Division of Contemporary Music Presents First-Year Composers

Julia Peterson, Arts & Culture Editor

The Division of Contemporary Music, which encompasses the Composition and TIMARA departments, has succeeded in enrolling a cohort of exceptional first-year students. This was made clear Saturday afternoon, when students performed a recital in Fairchild Chapel. Audience members arrived in twos and threes, carefully sidestepping the many cellos leaning against the wall. By 3 p.m., when the concert began, the room was packed. Framed with stained-glass windows, the chapel made every quiet sound reverberate through the small space.

Not one of the composers stayed within the realm of the safe and familiar. Rather, they pushed the envelope, whether in terms of style, instrumentation or quality of sound.

Some compositions utilized traditional instruments in inventive ways, combining them with electronics and recordings to add another dimension to the music. This was encapsulated in the first composition of the afternoon, a piece by double-degree first-year Guillermo Irizzary Lambright. In this piece, Lambright fused a live string quartet with electronic sounds piping through speakers. The music was punctuated by short bursts of Spanish and what sounded like the cries of domesticated animals. As the music sped and slowed, the blending of sounds from very different media created a surprisingly cohesive soundscape. Another composition, by Conservatory first-year Elie McAfee-Hahn, also used live instrumentation in an unexpected way. This piece was written for flute, alto saxophone, French horn and violin. The performers’ breath was audible while they played, making the audience acutely aware of how air moved through the instruments. Conservatory first-year Aliya Ultan’s composition called for 11 cellos onstage, showcasing the versatility of the instrument as well as its ability to blend with and lift the human voice.

Other composers chose to forgo physical instruments entirely, presenting stereo fixed-media pieces that were played from two large speakers on stage. In one such piece, Conservatory first-year Tori Ervin waited for the chapel to fall completely silent before beginning the piece with a single quiet note. As it faded, the next one sounded. Although the piece increased in speed and intensity, it never reached a frantic pace. Every note seemed clear, intentional and controlled.

This was followed by a piece by Conservatory first-year Hao Zou, which at first seemed to create the atmosphere of a nightclub on a rainy night. However, it soon moved into the realm of unfamiliar soundscapes as unintelligible words combined with melodies. It then entered sequences filled with choral music, a single string instrument and many more components before returning to the first, familiar sounds. Zou’s piece was a thrilling, fast-paced musical journey.

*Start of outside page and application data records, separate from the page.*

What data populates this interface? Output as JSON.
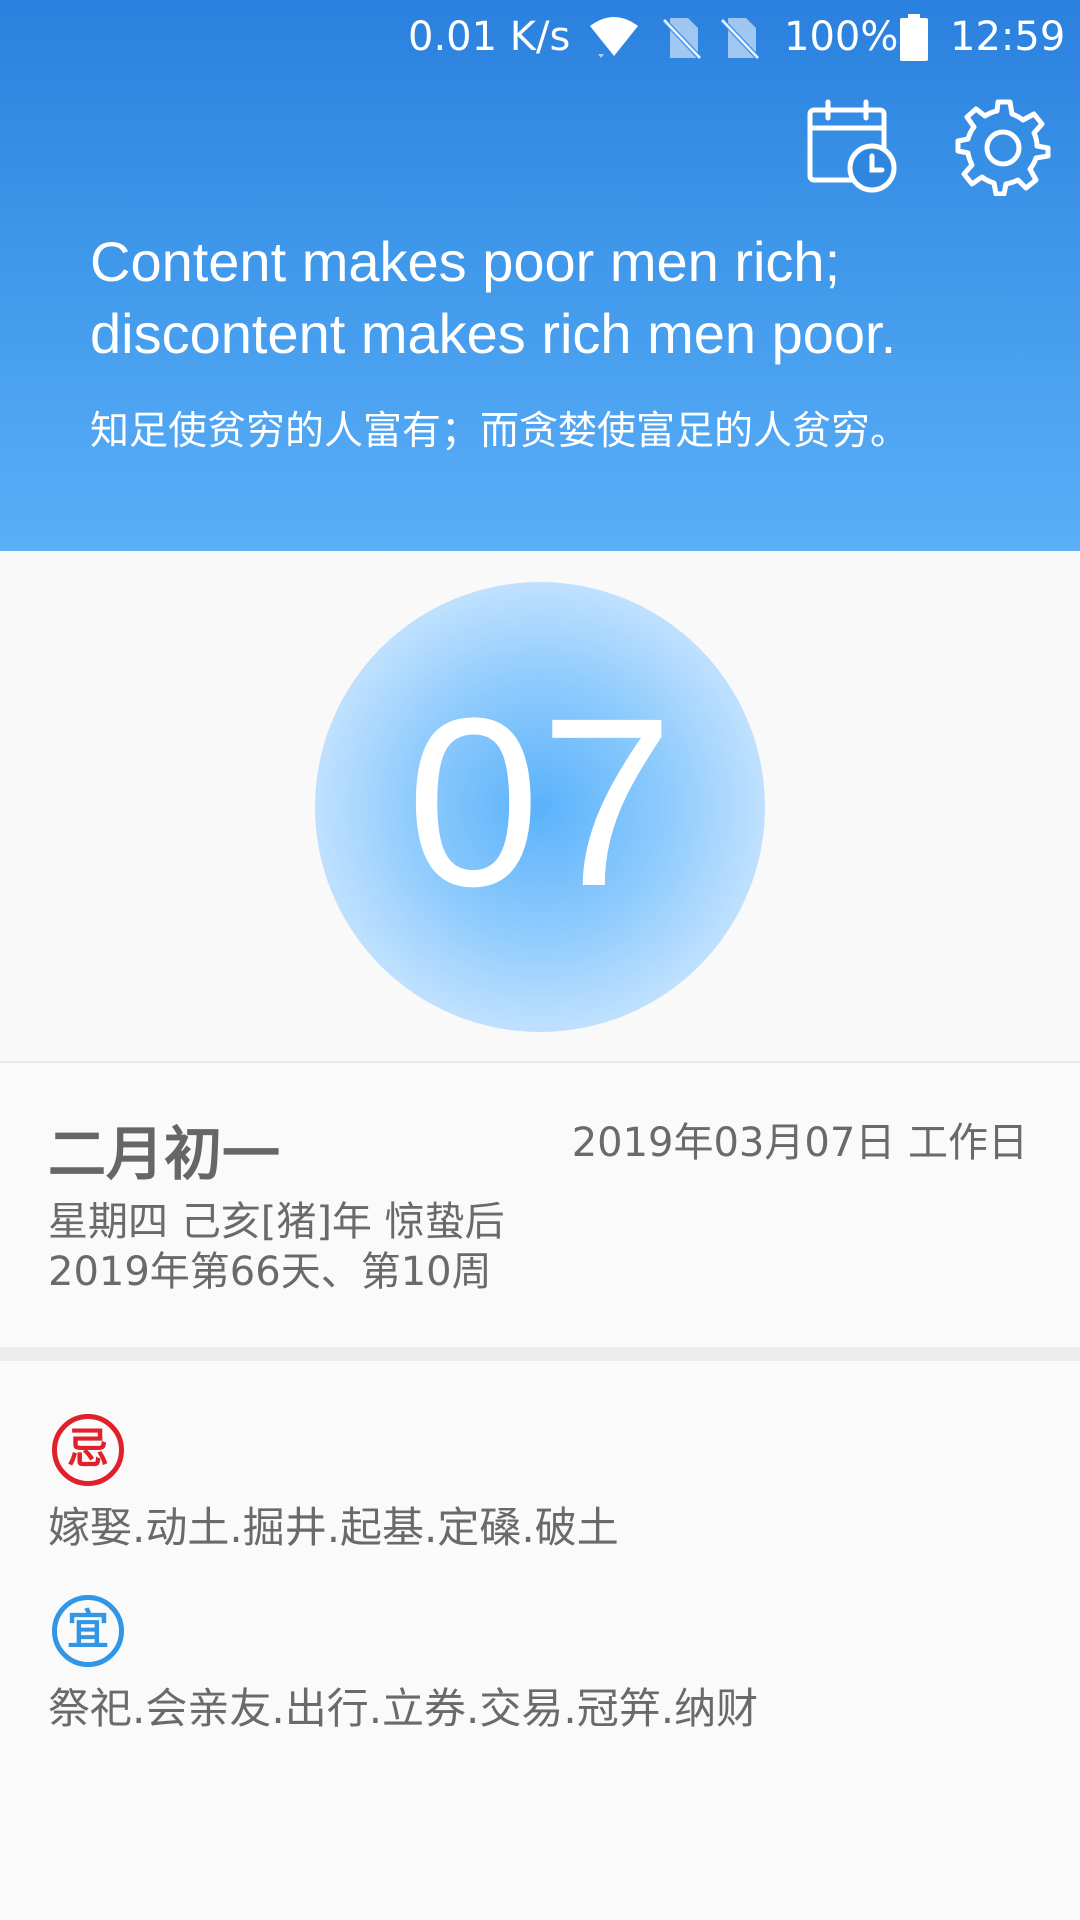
{
  "status_bar": {
    "network_speed": "0.01 K/s",
    "battery_percent": "100%",
    "time": "12:59",
    "icons": [
      "wifi-icon",
      "no-sim-icon",
      "no-sim-icon",
      "battery-icon"
    ]
  },
  "toolbar": {
    "icons": [
      "calendar-clock-icon",
      "gear-icon"
    ]
  },
  "quote": {
    "english": "Content makes poor men rich; discontent makes rich men poor.",
    "chinese": "知足使贫穷的人富有；而贪婪使富足的人贫穷。"
  },
  "day": {
    "number": "07"
  },
  "date_info": {
    "lunar_date": "二月初一",
    "gregorian_date": "2019年03月07日 工作日",
    "line1": "星期四 己亥[猪]年 惊蛰后",
    "line2": "2019年第66天、第10周"
  },
  "almanac": {
    "avoid": {
      "badge": "忌",
      "items": "嫁娶.动土.掘井.起基.定磉.破土"
    },
    "suitable": {
      "badge": "宜",
      "items": "祭祀.会亲友.出行.立券.交易.冠笄.纳财"
    }
  },
  "colors": {
    "header_top": "#2a80dd",
    "header_bottom": "#5aaff7",
    "avoid_red": "#e0202a",
    "suitable_blue": "#3296e6",
    "text_gray": "#6a6a6a"
  }
}
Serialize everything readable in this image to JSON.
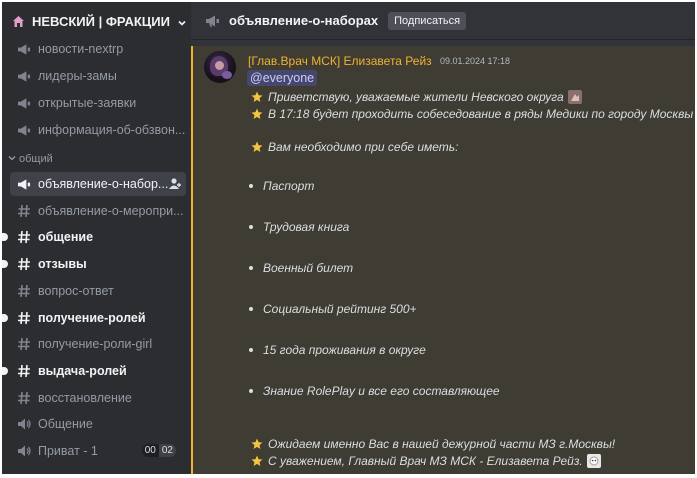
{
  "server": {
    "name": "НЕВСКИЙ | ФРАКЦИИ"
  },
  "sidebar": {
    "channels_top": [
      {
        "label": "новости-nextrp",
        "icon": "announcement-icon",
        "state": "normal"
      },
      {
        "label": "лидеры-замы",
        "icon": "announcement-icon",
        "state": "normal"
      },
      {
        "label": "открытые-заявки",
        "icon": "announcement-icon",
        "state": "normal"
      },
      {
        "label": "информация-об-обзвон...",
        "icon": "announcement-icon",
        "state": "normal"
      }
    ],
    "category": "общий",
    "channels": [
      {
        "label": "объявление-о-набор...",
        "icon": "announcement-icon",
        "state": "active"
      },
      {
        "label": "объявление-о-меропри...",
        "icon": "hash-icon",
        "state": "normal"
      },
      {
        "label": "общение",
        "icon": "hash-icon",
        "state": "unread"
      },
      {
        "label": "отзывы",
        "icon": "hash-icon",
        "state": "unread"
      },
      {
        "label": "вопрос-ответ",
        "icon": "hash-icon",
        "state": "normal"
      },
      {
        "label": "получение-ролей",
        "icon": "hash-icon",
        "state": "unread"
      },
      {
        "label": "получение-роли-girl",
        "icon": "hash-icon",
        "state": "normal"
      },
      {
        "label": "выдача-ролей",
        "icon": "hash-icon",
        "state": "unread"
      },
      {
        "label": "восстановление",
        "icon": "hash-icon",
        "state": "normal"
      },
      {
        "label": "Общение",
        "icon": "speaker-icon",
        "state": "normal"
      },
      {
        "label": "Приват - 1",
        "icon": "speaker-icon",
        "state": "normal",
        "count_a": "00",
        "count_b": "02"
      }
    ]
  },
  "header": {
    "channel_name": "объявление-о-наборах",
    "subscribe_label": "Подписаться"
  },
  "message": {
    "author": "[Глав.Врач МСК] Елизавета Рейз",
    "timestamp": "09.01.2024 17:18",
    "mention": "@everyone",
    "line1": "Приветствую, уважаемые жители Невского округа",
    "line2": "В 17:18 будет проходить собеседование в ряды Медики  по городу Москвы",
    "line3": "Вам необходимо при себе иметь:",
    "bullets": [
      "Паспорт",
      "Трудовая книга",
      "Военный билет",
      "Социальный рейтинг 500+",
      "15 года проживания в округе",
      "Знание RolePlay и все его составляющее"
    ],
    "line4": "Ожидаем именно Вас в нашей дежурной части МЗ  г.Москвы!",
    "line5": "С уважением, Главный Врач МЗ МСК - Елизавета Рейз."
  },
  "colors": {
    "sidebar_bg": "#2b2d31",
    "main_bg": "#313338",
    "highlight_bg": "#3e3c33",
    "highlight_border": "#f0b232",
    "author": "#f0b232"
  }
}
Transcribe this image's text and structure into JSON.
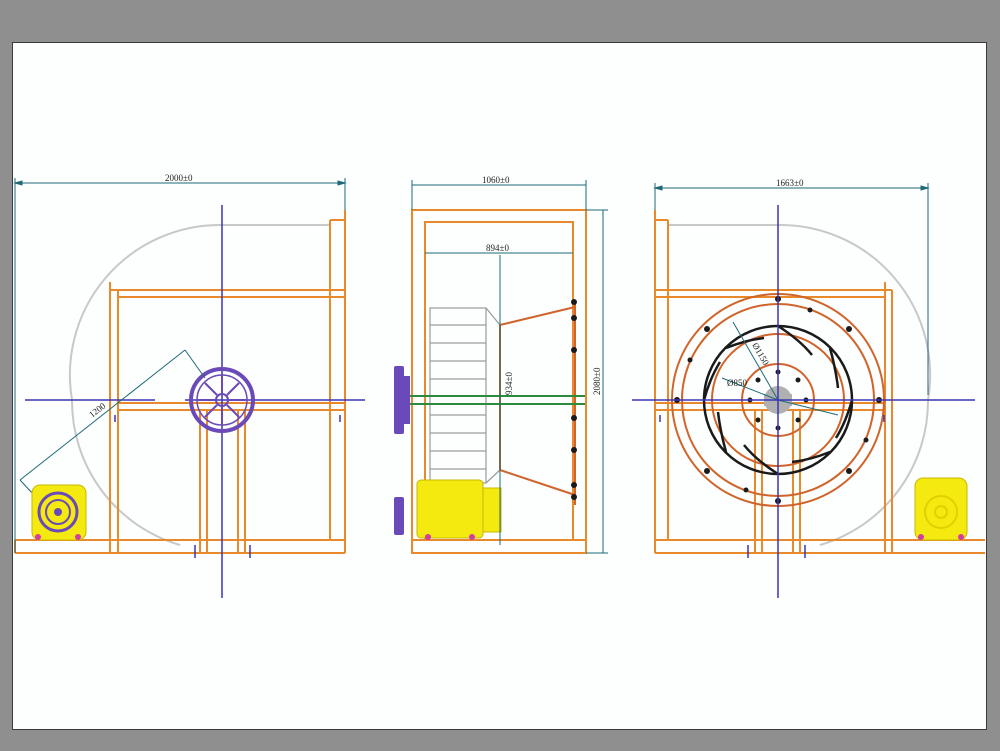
{
  "colors": {
    "frame": "#e8892c",
    "frame_dark": "#d0642a",
    "axis": "#3b35b5",
    "dimension": "#1e6a78",
    "housing": "#c8c8c8",
    "motor": "#f4ea10",
    "impeller": "#6a4ab8",
    "shaft": "#2e8b3e",
    "blade": "#1a1a1a"
  },
  "views": {
    "left": {
      "width_label": "2000±0",
      "diag_label": "1200"
    },
    "middle": {
      "width_label": "1060±0",
      "inner_width_label": "894±0",
      "inlet_height_label": "934±0",
      "height_label": "2080±0"
    },
    "right": {
      "width_label": "1663±0",
      "radius_outer_label": "Ø1150",
      "radius_inner_label": "Ø850"
    }
  }
}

Double-degree first-year Rania Adamczyk’s piece used technology in another unexpected way. The intrigue of the piece stemmed from its reliance on voices that faded in and out of focus. Melodies were added on top of the voices, and sometimes the voices faded out entirely, leaving only the musical notes reverberating through the chapel. However, the words soon returned, clearly laden with emotion. Some of the few clearly audible phrases were “I’m so sorry” and “I don’t know what this was going to become, and I can’t go back.” The notes seemed to be cast as the villain in this narrative as one strained to hear the speaker’s story. The final stereo fixed-media composition immediately jolted the listener to full attention. Conservatory first-year Ko Takasugi-Czernowin’s piece began loudly with a clamor of industrial sounds colliding. Soon, the sound of water began to thread through the piece. As the composition progressed, the industrial sounds became tangential to the sound of the water itself. The piece played with this curious relationship until both faded into silence.

Some pieces were innovative not because of the use of technology or unorthodox instrumentation but because of how the composers took traditional techniques and made them new. A soprano and piano duet by Conservatory first-year Oliver Kwapis consisted of three surrealist poems set to music. It was enjoyable to hear these unusual poems being performed this way, since so much of the work that is traditionally adapted for voice is much more lyrical and often romantic or religious. Another piano composition, this time by College senior Vikram Shankar, focused on variations. To the listener, it seemed to be an exercise in reinterpretation that remained dynamic and cohesive throughout the piece.

The breadth of instrumentation and style of composition showcased at this concert were breathtaking, especially when one considers that the composers were mostly first-year students. They are already challenging what is possible in terms of music and performance. Mark your calendar for the next recital showcasing any of these talented composers.